LATE one night in the cavernous Johannesburg hall where world leaders
were holding their World Summit on Sustainable Development, I ran into the
well-dressed Mohsen Esperi, Iran's delegate in charge of energy issues.
I asked him why his country was opposing the proposed summit target of
a 10 percent increase in renewable energy. He replied that Iran only wanted
balance. I asked him to explain and he simply responded: ``I love oil.''
Then he turned and walked toward his colleagues from Iraq and Saudi Arabia.
Ironically, at this world summit, the United States and two of the ``Axis
of Evil'' countries -- Iraq and Iran -- were joined tightly together in opposing
significant expansion of solar energy and other renewable energy technologies.
This same ``Axis of Evil'' joined Washington in also opposing summit language
that U.S. delegates thought might be construed as protecting a woman's right
to choose whether or not to continue a pregnancy.
While there were hundreds of speeches on sustainability, two of the most
basic requirements for preserving global well-being -- women's full empowerment
and renewable energy -- were deprived of vital support because of the unholy
alliance between OPEC nations and Bush administration hard-liners.
Outside of the more extreme fundamentalists, two things in this world
are taken as obviously crucial: Stabilize the global climate and slow population
growth through empowerment of women.
The business-as-usual scenario projects a world of 9 billion to 11 billion
people inhabiting an increasingly unstable world of gyrating climate changes.
The international delegates in Johannesburg did embrace a summit commitment
to halve the number of people who live without clean water and decent sanitation.
That is important and long overdue. But, at the same time, they refused to
make any bold moves that would put the world on a path toward genuine sustainability.
That would have required substantial investments in solar, wind and biomass, and a great push for energy efficiency.
The costs of renewable sources are coming down, but not fast enough to
permit rapid and widespread use. For this to happen, subsidies are needed

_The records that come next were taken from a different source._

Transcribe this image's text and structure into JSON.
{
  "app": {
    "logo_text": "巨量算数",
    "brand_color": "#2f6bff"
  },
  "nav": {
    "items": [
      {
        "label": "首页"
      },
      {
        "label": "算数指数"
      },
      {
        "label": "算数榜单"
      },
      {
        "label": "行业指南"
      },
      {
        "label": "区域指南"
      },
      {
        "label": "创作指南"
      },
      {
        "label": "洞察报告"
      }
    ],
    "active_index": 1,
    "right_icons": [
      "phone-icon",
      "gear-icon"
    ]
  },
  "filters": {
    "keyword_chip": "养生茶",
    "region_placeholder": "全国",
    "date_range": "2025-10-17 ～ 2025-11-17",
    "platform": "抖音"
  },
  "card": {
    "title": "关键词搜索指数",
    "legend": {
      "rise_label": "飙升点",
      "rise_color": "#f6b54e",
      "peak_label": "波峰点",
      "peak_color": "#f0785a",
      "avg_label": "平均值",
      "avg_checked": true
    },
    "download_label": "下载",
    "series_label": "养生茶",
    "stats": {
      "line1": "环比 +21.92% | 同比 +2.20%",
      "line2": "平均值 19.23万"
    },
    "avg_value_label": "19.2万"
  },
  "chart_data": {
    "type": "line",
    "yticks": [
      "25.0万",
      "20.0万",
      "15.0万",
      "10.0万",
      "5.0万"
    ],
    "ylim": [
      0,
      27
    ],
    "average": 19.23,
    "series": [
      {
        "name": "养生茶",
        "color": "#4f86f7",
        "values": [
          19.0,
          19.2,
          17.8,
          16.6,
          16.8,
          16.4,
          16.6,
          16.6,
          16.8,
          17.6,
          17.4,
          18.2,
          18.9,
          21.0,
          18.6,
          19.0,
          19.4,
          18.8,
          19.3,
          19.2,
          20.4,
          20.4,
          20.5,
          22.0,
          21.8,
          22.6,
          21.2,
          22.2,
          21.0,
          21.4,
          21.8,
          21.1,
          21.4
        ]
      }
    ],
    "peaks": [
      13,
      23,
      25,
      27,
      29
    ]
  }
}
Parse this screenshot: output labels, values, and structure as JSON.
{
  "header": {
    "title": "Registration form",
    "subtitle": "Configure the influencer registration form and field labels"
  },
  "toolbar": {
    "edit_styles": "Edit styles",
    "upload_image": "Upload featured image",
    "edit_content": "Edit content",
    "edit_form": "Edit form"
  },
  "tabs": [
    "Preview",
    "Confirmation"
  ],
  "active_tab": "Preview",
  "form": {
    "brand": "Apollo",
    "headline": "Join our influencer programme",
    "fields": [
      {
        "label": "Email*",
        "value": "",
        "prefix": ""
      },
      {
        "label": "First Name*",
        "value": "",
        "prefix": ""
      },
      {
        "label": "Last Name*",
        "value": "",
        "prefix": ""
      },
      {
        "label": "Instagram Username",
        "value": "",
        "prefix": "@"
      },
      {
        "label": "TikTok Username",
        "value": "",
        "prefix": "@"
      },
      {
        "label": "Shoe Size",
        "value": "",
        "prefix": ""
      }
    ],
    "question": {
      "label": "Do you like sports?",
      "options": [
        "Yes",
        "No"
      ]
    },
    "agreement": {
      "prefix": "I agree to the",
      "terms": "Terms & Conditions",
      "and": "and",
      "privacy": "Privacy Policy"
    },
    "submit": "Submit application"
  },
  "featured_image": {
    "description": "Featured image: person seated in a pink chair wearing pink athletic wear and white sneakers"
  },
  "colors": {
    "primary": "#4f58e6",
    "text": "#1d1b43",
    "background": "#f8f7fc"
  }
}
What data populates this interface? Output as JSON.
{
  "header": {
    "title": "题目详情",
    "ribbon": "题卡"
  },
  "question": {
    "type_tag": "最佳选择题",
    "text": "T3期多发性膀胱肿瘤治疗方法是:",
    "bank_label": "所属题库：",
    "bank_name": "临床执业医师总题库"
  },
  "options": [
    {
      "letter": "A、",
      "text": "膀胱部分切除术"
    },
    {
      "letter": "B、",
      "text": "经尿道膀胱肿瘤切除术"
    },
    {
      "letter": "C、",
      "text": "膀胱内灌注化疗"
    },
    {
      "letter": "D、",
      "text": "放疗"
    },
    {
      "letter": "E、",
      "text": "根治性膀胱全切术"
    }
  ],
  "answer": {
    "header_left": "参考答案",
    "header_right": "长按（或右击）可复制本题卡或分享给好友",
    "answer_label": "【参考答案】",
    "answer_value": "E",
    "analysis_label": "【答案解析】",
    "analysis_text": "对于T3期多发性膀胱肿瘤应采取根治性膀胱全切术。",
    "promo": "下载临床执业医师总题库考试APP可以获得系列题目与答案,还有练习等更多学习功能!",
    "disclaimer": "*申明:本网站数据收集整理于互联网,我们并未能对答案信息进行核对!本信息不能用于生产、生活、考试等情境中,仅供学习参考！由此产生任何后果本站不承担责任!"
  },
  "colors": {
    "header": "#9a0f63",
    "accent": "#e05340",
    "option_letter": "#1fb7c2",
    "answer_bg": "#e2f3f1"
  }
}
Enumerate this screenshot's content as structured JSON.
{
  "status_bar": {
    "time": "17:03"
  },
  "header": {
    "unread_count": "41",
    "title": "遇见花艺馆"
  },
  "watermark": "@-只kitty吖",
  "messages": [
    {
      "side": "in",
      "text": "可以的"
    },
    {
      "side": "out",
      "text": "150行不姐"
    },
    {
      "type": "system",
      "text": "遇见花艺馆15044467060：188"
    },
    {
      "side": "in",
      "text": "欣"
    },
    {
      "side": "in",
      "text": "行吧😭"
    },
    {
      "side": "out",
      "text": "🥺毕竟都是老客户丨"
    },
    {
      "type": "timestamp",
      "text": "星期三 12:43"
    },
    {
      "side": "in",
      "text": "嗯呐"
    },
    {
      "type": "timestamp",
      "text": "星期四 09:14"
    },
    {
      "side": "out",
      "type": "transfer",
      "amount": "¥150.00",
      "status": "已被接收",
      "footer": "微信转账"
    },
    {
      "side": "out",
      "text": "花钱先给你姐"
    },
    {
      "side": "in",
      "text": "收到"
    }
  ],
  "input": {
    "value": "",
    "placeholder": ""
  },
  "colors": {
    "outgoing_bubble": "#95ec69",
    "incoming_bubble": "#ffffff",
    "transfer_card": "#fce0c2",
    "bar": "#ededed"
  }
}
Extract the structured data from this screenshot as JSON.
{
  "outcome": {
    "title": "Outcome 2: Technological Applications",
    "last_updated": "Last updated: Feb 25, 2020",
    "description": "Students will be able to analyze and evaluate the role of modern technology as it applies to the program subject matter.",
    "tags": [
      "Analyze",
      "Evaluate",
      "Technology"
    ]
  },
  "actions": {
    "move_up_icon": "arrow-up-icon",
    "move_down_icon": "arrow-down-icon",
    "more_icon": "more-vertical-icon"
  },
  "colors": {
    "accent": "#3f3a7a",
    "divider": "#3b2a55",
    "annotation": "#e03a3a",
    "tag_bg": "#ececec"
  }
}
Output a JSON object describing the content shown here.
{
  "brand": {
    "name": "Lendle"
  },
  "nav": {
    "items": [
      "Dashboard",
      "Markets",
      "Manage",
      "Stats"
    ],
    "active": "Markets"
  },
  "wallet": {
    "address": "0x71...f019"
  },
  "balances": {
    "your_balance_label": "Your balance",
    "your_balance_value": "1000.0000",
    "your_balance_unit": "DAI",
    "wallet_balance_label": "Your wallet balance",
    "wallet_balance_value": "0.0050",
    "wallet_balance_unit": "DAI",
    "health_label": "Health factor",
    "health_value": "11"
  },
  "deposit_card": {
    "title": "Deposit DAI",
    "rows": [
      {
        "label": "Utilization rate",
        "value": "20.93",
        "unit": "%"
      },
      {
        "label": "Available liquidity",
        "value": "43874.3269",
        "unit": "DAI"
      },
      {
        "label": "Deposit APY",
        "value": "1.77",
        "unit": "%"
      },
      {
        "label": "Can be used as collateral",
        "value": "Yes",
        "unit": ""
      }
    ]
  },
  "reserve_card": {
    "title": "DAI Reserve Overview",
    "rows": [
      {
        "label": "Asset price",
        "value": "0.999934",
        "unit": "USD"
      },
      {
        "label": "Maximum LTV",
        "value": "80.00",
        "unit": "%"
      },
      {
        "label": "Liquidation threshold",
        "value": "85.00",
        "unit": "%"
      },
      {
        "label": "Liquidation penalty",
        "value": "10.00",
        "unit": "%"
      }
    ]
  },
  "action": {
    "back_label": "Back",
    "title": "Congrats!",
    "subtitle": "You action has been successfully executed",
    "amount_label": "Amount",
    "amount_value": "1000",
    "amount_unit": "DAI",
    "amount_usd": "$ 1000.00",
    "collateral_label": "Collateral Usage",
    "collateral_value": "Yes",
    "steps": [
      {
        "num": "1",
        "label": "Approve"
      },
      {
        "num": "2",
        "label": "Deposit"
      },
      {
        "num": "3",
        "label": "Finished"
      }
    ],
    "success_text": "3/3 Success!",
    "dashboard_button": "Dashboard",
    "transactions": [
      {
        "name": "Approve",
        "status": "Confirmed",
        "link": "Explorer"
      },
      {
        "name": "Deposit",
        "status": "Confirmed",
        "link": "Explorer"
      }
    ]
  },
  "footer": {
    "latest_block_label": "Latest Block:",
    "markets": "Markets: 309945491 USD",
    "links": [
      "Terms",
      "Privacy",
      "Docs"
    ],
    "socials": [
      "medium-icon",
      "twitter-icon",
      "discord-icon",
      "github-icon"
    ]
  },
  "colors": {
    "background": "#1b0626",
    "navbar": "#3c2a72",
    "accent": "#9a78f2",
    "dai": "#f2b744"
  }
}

to create the needed economies of scale. Several nations at the summit, together
with dozens of energy activists, called for a Solar Investment Fund and a
10 percent renewable energy target -- 10 percent of world energy use from
renewable sources by 2015.
The beauty of this proposal was that it would transfer clean energy technology
to hundreds of millions of poor people who live without any electricity in
remote areas of Africa and Asia.
By helping in this way those who live on less than a dollar a day, the
rich world would help those most in need, protect the environment and bring
down the costs of solar and other renewable fuels so that people everywhere
would be able to make the transition to a clean energy future.
Yes, it would require billions of dollars, but this is a fraction of the
current worldwide subsidies given to oil and coal production, which could
and should be reduced to free up the necessary funds.
The world is at a crossroads. The kind of thinking that put us where we
are will be totally inadequate to take us where we must go. The World Summit
on Sustainable Development offered that opportunity, but our leaders missed
it -- to our country's detriment and to the benefit of oil-producing nations,
some of whom we identify as the ``Axis of Evil.''
Jerry Brown, a former California governor, is now mayor of Oakland.